Time was NME journalists and the like would devote entire columns to the latest Suede single, marveling all the way and proclaiming them to be the saviours of Brit-pop. Every morsel the band threw to the public was, for a time, a gold nugget rolled in glitter. The established old guard, including Brett Anderson’s musical “parents” Bryan Ferry and David Bowie, couldn’t get arrested when Suede dropped their debut album in 1993. It was a lot of pressure for a young band, and they ultimately those gold nuggets began to take on a decidedly brown hue by the decade’s end. After a stately return in 2013 with Bloodsports, which went a long way to recapturing their glory, teasers for the release of Night Thoughts were peppered with references to early Suede touchstones. Particularly, singer/songwriter Anderson’s fixation with the nightmare of domesticity and Kate Bush’s album Hounds Of Love.
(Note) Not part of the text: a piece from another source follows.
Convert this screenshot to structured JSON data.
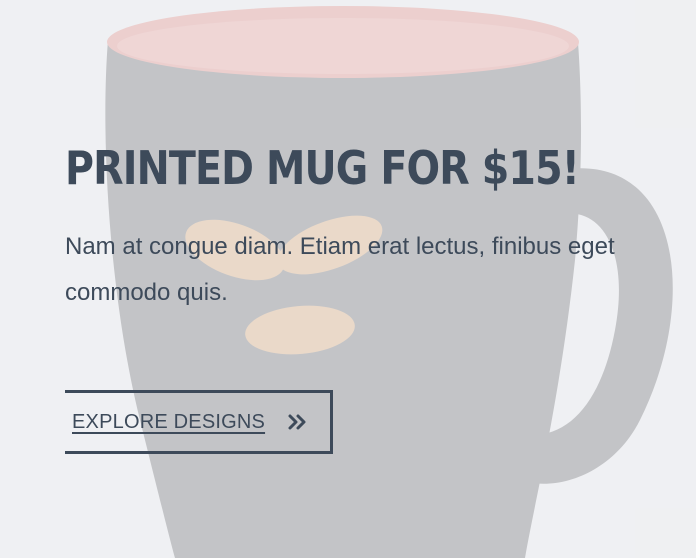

Sure enough, the influence of both can be found here.
Take side two of Bush’s album, dubbed The Ninth Wave; a concept piece about the last thoughts of a drowning witch and compare Anderson’s blueprint for the new album; thoughts of a metaphorically drowning man who has found himself in domestic hell. To round out the concept, Suede even commissioned a feature film based on the album. Yet after Bush and later, Fever Ray masterfully addressed similar concepts I was a tad sceptical approaching Night Thoughts. The album opens with When You Are Young, which unsettles immediately. Icy, descending strings coupled with children’s shrill voices buried low in the mix give way to Brett’s typically dramatic, foreboding vocal. No Tomorrow manages to raise a daft lyric-inspired smile, despite being about Valium abuse. It’s also a good, loose rock number vaguely reminiscent of old-skool Suede hit, Trash. Back also is the slow-burning epic Suede on Pale Snow, which hits its mark without falling over the top. Tightrope alternately sees Brett straining his voice, which highlights a flaw in the song’s ill-advised attempt to be powerful. His falsetto rears up with better results on Learning to Be, while first single, Like Kids verges on irritating. Pared down, Night Thoughts could have really been epic, rather than a little overwrought, which has always been a fine line for Suede. The cinematic concept and lyrical theme are impressive in parts, but as a whole, the idea feels stretched making it anti-climactic. Giving the masculine perspective on domestic inertia and paranoia is an original move, but unfortunately so is hearing them burdened by normality.